  • Limit Effects: designing the system such that the effects of any leak of data is minimised, eg: properly anonymised or pseduo-anonymised data sets, secure transport layers, encryption etc

While admittedly not fully worked out I feel that this is more communicable and understandable to the software engineers that, say, Privacy by Design, which while lays out a good set of principles, is too high-level and abstract to map to the engineers and their day-to-day work. Actually I feel the problem with the Principles of Privacy by Design is that they can be (and are!) taken like the principles of the Agile Manifesto leading to some bizarre and extreme (and wrong!) ideas of what Agile Processes are - just take a look at some of the later writings of Ward Cunningham or Scott Ambler on the subject.

One aspect of the inherent safety idea that particularly appeals is that it is more grounded in engineering and practical development rather than being a set of principles. Indeed much of the grounding for this work comes from a very practical need and development through sound engineering practice espoused by Trevor Klenz. His quote "what you don't have, can't leak" applies equally to information as it does hazardous substances; Klentz's book [5] maybe should become required reading along with Solove and Nissenbaum.

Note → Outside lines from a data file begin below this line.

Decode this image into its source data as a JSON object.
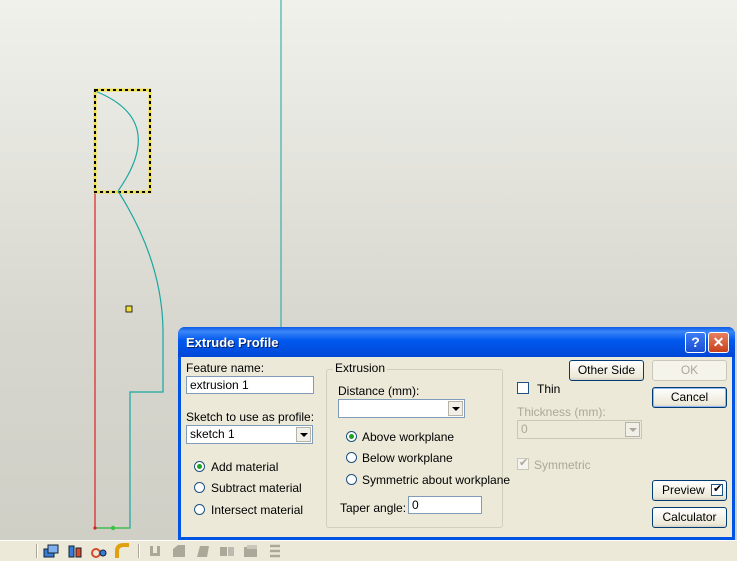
{
  "dialog": {
    "title": "Extrude Profile",
    "help_glyph": "?",
    "close_glyph": "✕",
    "feature_name": {
      "label": "Feature name:",
      "value": "extrusion 1"
    },
    "sketch": {
      "label": "Sketch to use as profile:",
      "value": "sketch 1"
    },
    "operation": {
      "options": [
        "Add material",
        "Subtract material",
        "Intersect material"
      ],
      "selected_index": 0
    },
    "extrusion": {
      "group_label": "Extrusion",
      "distance_label": "Distance (mm):",
      "distance_value": "",
      "direction_options": [
        "Above workplane",
        "Below workplane",
        "Symmetric about workplane"
      ],
      "selected_index": 0,
      "taper_label": "Taper angle:",
      "taper_value": "0"
    },
    "thin": {
      "label": "Thin",
      "checked": false,
      "thickness_label": "Thickness (mm):",
      "thickness_value": "0",
      "symmetric_label": "Symmetric",
      "symmetric_checked": true
    },
    "buttons": {
      "other_side": "Other Side",
      "ok": "OK",
      "cancel": "Cancel",
      "preview": "Preview",
      "preview_checked": true,
      "calculator": "Calculator"
    }
  },
  "toolbar": {
    "icons": [
      "extrude-icon",
      "revolve-icon",
      "sweep-icon",
      "fillet-icon",
      "shell-icon",
      "chamfer-icon",
      "draft-icon",
      "pattern-icon",
      "mirror-icon",
      "loft-icon"
    ]
  },
  "colors": {
    "profile_red": "#e02020",
    "profile_teal": "#1aa6a0",
    "selection_yellow": "#f0e040",
    "xp_blue": "#0054e3"
  }
}
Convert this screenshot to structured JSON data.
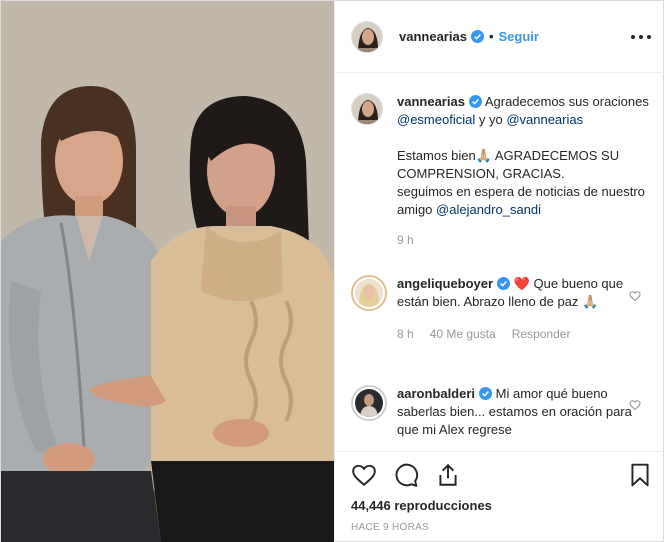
{
  "header": {
    "username": "vannearias",
    "separator": "•",
    "follow_label": "Seguir"
  },
  "caption": {
    "username": "vannearias",
    "line1": "Agradecemos sus oraciones ",
    "mention1": "@esmeoficial",
    "line2": " y yo ",
    "mention2": "@vannearias",
    "paragraph2": "Estamos bien🙏🏼 AGRADECEMOS SU COMPRENSION, GRACIAS.",
    "paragraph3": "seguimos en espera de noticias de nuestro amigo ",
    "mention3": "@alejandro_sandi",
    "time": "9 h"
  },
  "comments": [
    {
      "username": "angeliqueboyer",
      "text": " ❤️ Que bueno que están bien. Abrazo lleno de paz 🙏🏼",
      "time": "8 h",
      "likes": "40 Me gusta",
      "reply_label": "Responder"
    },
    {
      "username": "aaronbalderi",
      "text": " Mi amor qué bueno saberlas bien... estamos en oración para que mi Alex regrese"
    }
  ],
  "stats": {
    "views": "44,446 reproducciones",
    "posted": "HACE 9 HORAS"
  },
  "icons": {
    "like": "heart-icon",
    "comment": "comment-icon",
    "share": "share-icon",
    "save": "bookmark-icon",
    "verified": "verified-badge-icon",
    "options": "more-options-icon"
  },
  "colors": {
    "accent": "#3897f0",
    "mention": "#003569",
    "muted": "#999999",
    "heart": "#ed4956"
  }
}
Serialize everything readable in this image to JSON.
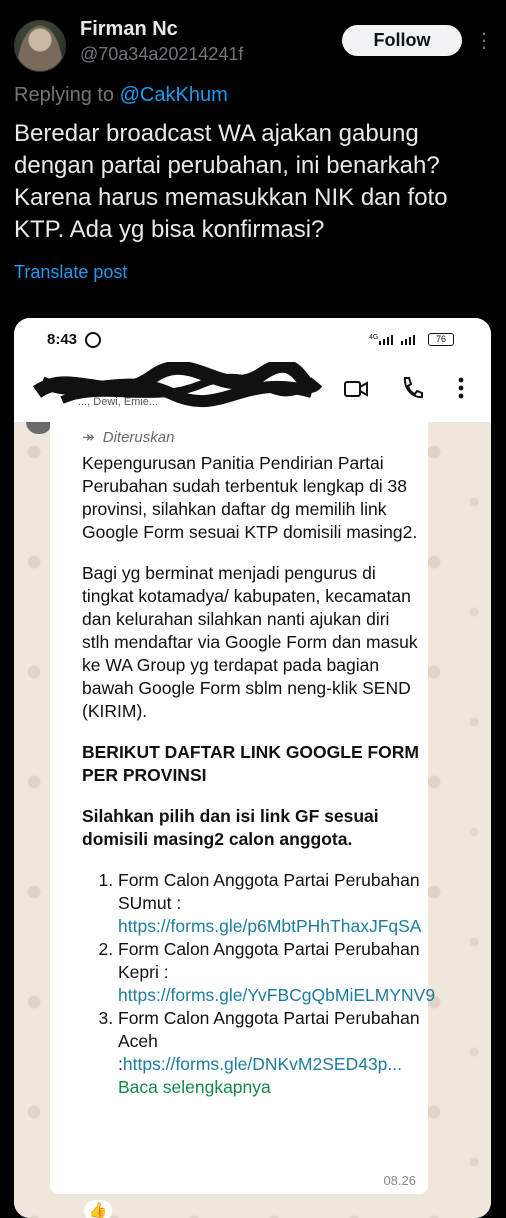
{
  "tweet": {
    "author_name": "Firman Nc",
    "author_handle": "@70a34a20214241f",
    "follow_label": "Follow",
    "replying_prefix": "Replying to",
    "replying_to": "@CakKhum",
    "text": "Beredar broadcast WA ajakan gabung dengan partai perubahan, ini benarkah? Karena harus memasukkan NIK dan foto KTP. Ada yg bisa konfirmasi?",
    "translate_label": "Translate post"
  },
  "screenshot": {
    "status_time": "8:43",
    "network": "4G",
    "battery": "76",
    "chat_participants": "..., Dewi, Emie...",
    "forward_label": "Diteruskan",
    "paragraph1": "Kepengurusan Panitia Pendirian Partai Perubahan sudah terbentuk lengkap di 38 provinsi, silahkan daftar dg memilih link Google Form sesuai KTP domisili masing2.",
    "paragraph2": "Bagi yg berminat menjadi pengurus di tingkat kotamadya/ kabupaten, kecamatan dan kelurahan silahkan nanti ajukan diri stlh mendaftar via Google Form dan masuk ke WA Group yg terdapat pada bagian bawah Google Form sblm neng-klik SEND (KIRIM).",
    "heading1": "BERIKUT DAFTAR LINK GOOGLE FORM PER PROVINSI",
    "heading2": "Silahkan pilih dan isi link GF sesuai domisili masing2 calon anggota.",
    "list": [
      {
        "text": "Form Calon Anggota Partai Perubahan SUmut : ",
        "link": "https://forms.gle/p6MbtPHhThaxJFqSA"
      },
      {
        "text": "Form Calon Anggota Partai Perubahan Kepri : ",
        "link": "https://forms.gle/YvFBCgQbMiELMYNV9"
      },
      {
        "text": "Form Calon Anggota Partai Perubahan Aceh :",
        "link": "https://forms.gle/DNKvM2SED43p..."
      }
    ],
    "read_more": "Baca selengkapnya",
    "timestamp": "08.26",
    "reaction": "👍"
  }
}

As a further example, the HAZOP (Hazard and operability study) method(s) are purely formal methods in the true sense of the word in constructing a small, formally defined vocabulary and modelling standards - compare with process flow diagram in the chemical and process engineering with the data-flow diagram in software engineering for example.

I'd like to finish with a reference to HACCP (Hazard analysis and critical control points) which itself has a number of principles (seven seems to be a common number), but here's I'd like to concentrate for the moment on just two:

Principle 2: Identify critical control points. – A critical control point (CCP) is a point, step, or procedure in a food manufacturing process at which control can be applied and, as a result, a food safety hazard can be prevented, eliminated, or reduced to an acceptable level.

Where do we control the flow of information? Is it near the user or far from? Is it honour based and so on? The further from the source of the information, the greater the chance of leakage (both in information and chemical systems).

Principle 4: Establish critical control point monitoring requirements. – Monitoring activities are necessary to ensure that the process is under control at each critical control point. In the United States, the FSIS is requiring that each monitoring procedure and its frequency be listed in the HACCP plan.

This is something that I guess we're very bad with - do we ever monitor what information we keep in databases? Even the best intentions and best designs might still leak something, and this is especially true when working with large sets of information that can be cross referenced and fingerprinted. Maybe we should consider some kinds of information to be analogous to bacteria or viruses in a food handling situation?

So, just an example of from where we should be getting the basis for the tools and techniques and principles of really engineering for privacy. I stand by my assertion that in order to engineer information system correctly for privacy we must consider those systems to be safety-critical and treat them accordingly. I'll discuss counterarguments and how we get such techniques into our "agile" software engineering processes later.


[1] Stefan Kremp, European Commissioner concerned about "Do Not Track" standard, The H Open. 12 October 2012

[2] Claire Davenport, Tech standards body diluting Web privacy: EU official, Reuters, 10 October 2012

[3] Heikkilä, Anna-Mari. Inherent safety in process plant design. An index-based approach. Espoo 1999, Technical Research Centre of Finland, VTT Publications 384. ISBN 951-38-5371-3

[4] Khan, F. I. & Amoyette, P. R., (2003) Canadian Journal of Chemical Engineering vol 81 pp 2-16 How to make inherent safety practice a reality

[5] Kletz, T. A., (1991) Plant Design for Safety – A User-Friendly Approach, Hemisphere, New York

No comments: